Client are finding it frustrating and difficult as they try to access the service. Many have previously been attending the program and when applications are made, responses across different planners are inconsistent with very different interpretations of the rules by planners. The process is enormously time consuming, with waiting periods of many months for trying to have our program accepted and included in a plan or review and change an existing plan to include our program.
We currently have 4 clients who have previously attended the program who are desperate to return because it has worked so well for them, yet they are unable to because of inflexibility of planners who are rejecting inclusion of our program into plans. We believe this is not in the spirit or intent of the NDIS system.
Some clients have been lucky in that flexibility has been shown by planners in interpreting the intent of the NDIS to provide services that meet the needs identified by the client. These planners have sought ways to enable attendance to happen and have managed to achieve this
However this is rare and the majority have not shown flexibility to the idea regardless of the arguments and pleas of the clients, when clearly some capacity for flexibility exists.
There are issues within the equine assisted therapy field in that there is no consistency in standards. This will come in time as this is a new field and I am not suggesting that there should be a blanket approval provided the counselor/therapist provider is suitably accredited to provide the elements of the NDIS as required.
However we believe there must a be a means of looking at new/innovative service options and having them accredited in some way, independently to the many and varied opinions of planners.
Even once we are fully registered we will still have the problem of a planner looking at the list of service options and dismissing an application to approve the service we offer.
2. Qualifications AND experience considered for provider registration
In the case of our program the lead counselor has 40 years experience in youth and family welfare, has a 3 year youth work diploma form the early eighties, grad dip in XXXX, undertaken a I year certificate in Narrative therapy and along the way done various other training programs focusing on counselling. He has worked in management and team leadership and supervision of staff including counsellors. In the program/counselling delivery he regularly co-works with a registered mental health social worker in the team and is the lead counselor in this arrangement. He also receives regular clinical supervision from another registered mental health social worker.

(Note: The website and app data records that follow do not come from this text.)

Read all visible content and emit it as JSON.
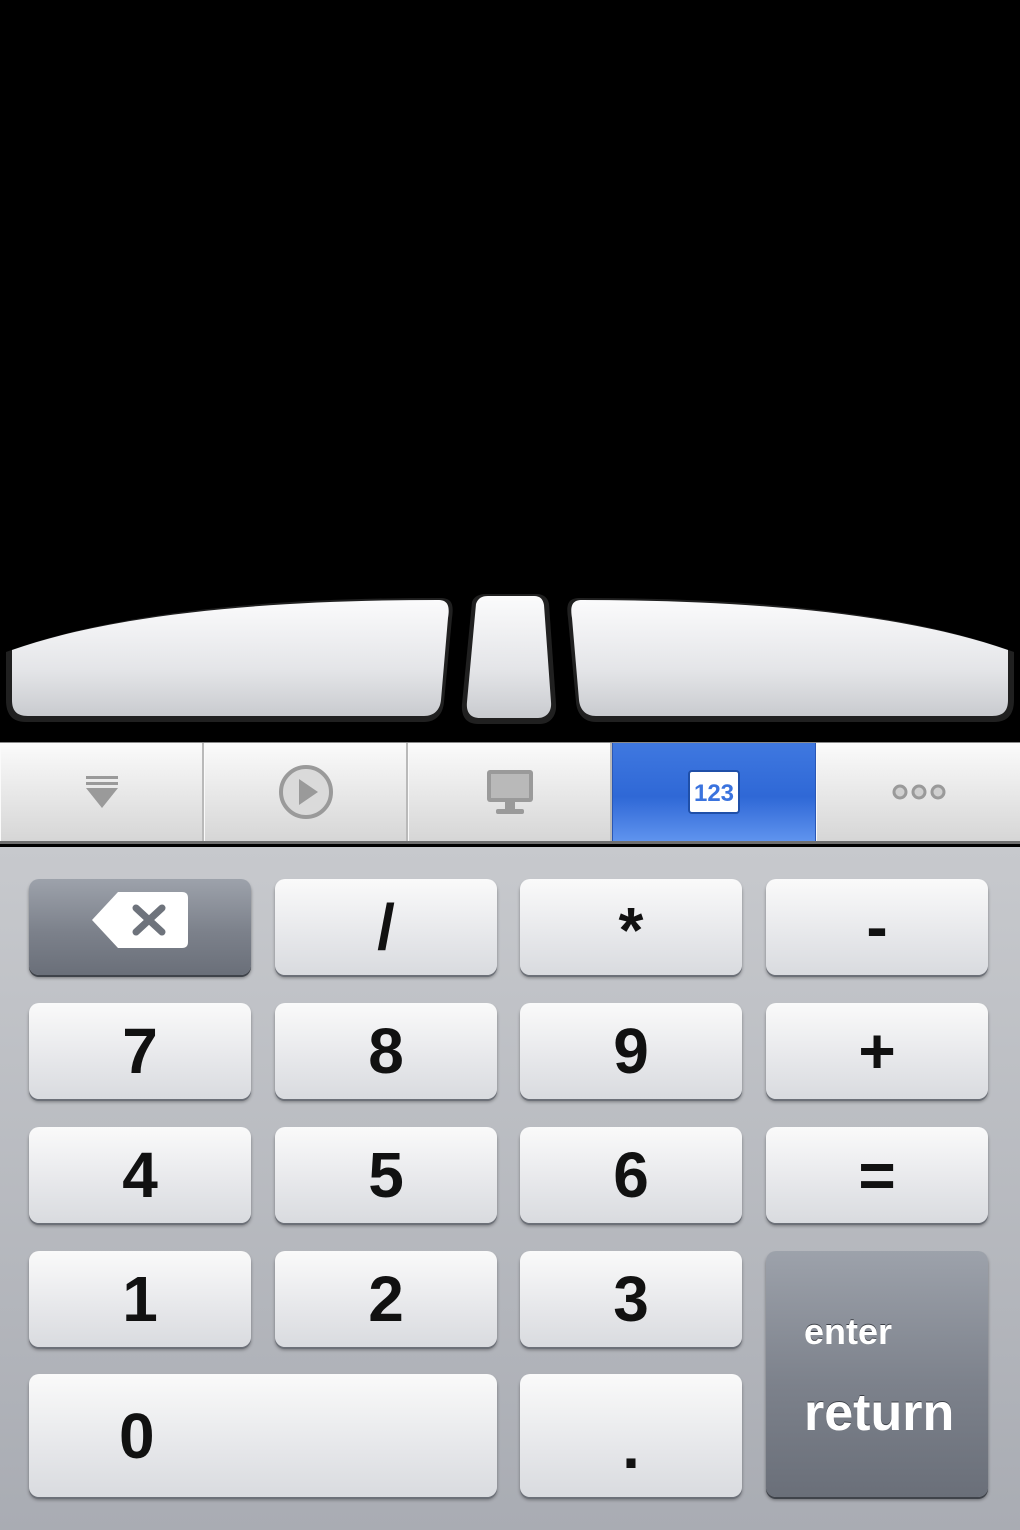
{
  "tabs": [
    {
      "icon": "keyboard-hide-icon",
      "active": false
    },
    {
      "icon": "play-icon",
      "active": false
    },
    {
      "icon": "monitor-icon",
      "active": false
    },
    {
      "icon": "numeric-keypad-icon",
      "label": "123",
      "active": true
    },
    {
      "icon": "more-icon",
      "active": false
    }
  ],
  "colors": {
    "accent": "#3a73de",
    "background": "#000000",
    "key_light": "#e6e7ea",
    "key_dark": "#7c818b"
  },
  "keypad": {
    "backspace_icon": "backspace-icon",
    "keys": {
      "slash": "/",
      "multiply": "*",
      "minus": "-",
      "seven": "7",
      "eight": "8",
      "nine": "9",
      "plus": "+",
      "four": "4",
      "five": "5",
      "six": "6",
      "equals": "=",
      "one": "1",
      "two": "2",
      "three": "3",
      "zero": "0",
      "dot": "."
    },
    "return_key": {
      "top_label": "enter",
      "bottom_label": "return"
    }
  }
}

However he has not sought to update qualifications to meet XXXX or any other qualification that would be accepted by the NDIS for provision of counseling, as such he cannot provide this service within the NDIS framework and people are therefore unable to access the service because of this.

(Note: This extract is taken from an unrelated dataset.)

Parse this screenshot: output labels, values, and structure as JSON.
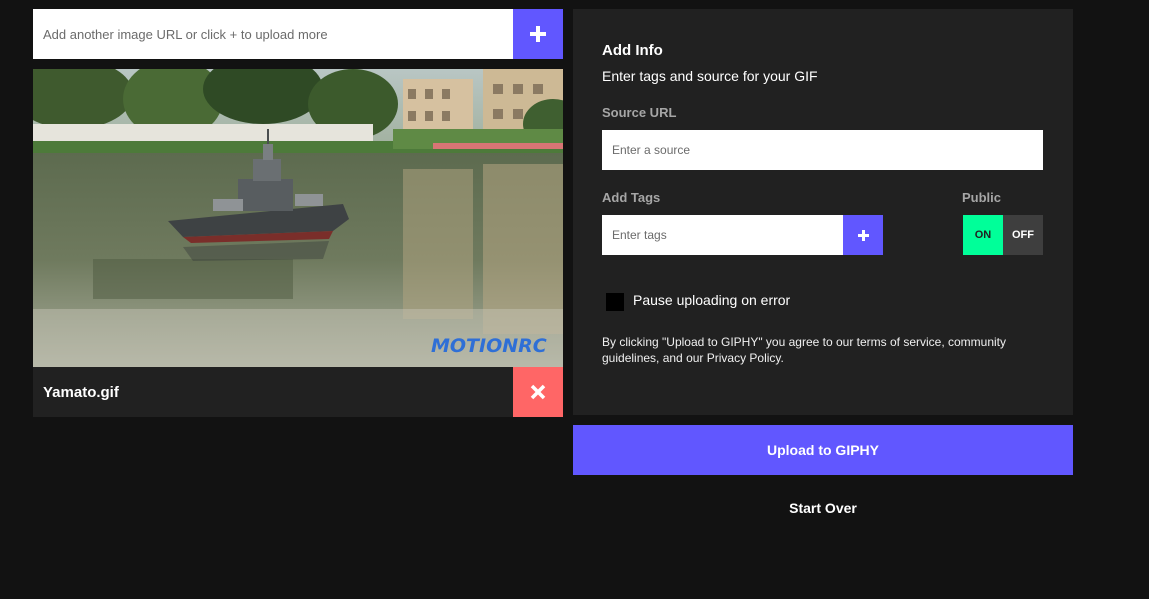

Delivering the program and the counseling within it is a very specific skill set that doesn’t come under any of the accepted qualifications with the NDIS
It is our contention that within the NDIS scheme there should be some means of applying exceptional circumstances for the acknowledgement of experience or specific skills rather than simply relying on qualifications for provision of specific NDIS component services.
This would require flexibility within the system to cater for difference and encourage innovation. It would need careful planning for the assessment of competence outside of pure qualifications, when a person and or provider has value to offer to NDIS clients and doesn’t fit with the stated boundaries of qualifications
3. Length of time for the process of reviewing and changing plans.
I don’t intend to address this issue in any length here because I believe it is a well known and documented problem within the NDIS system, that I believe will be significantly addressed in the review.
Suffice to say that confusion and differing interpretations from planners as to what are and what aren’t acceptable as service options, are becoming tangled in the planning and review processes that can take many months to resolve. This has obvious consequences of people not receiving services when needed.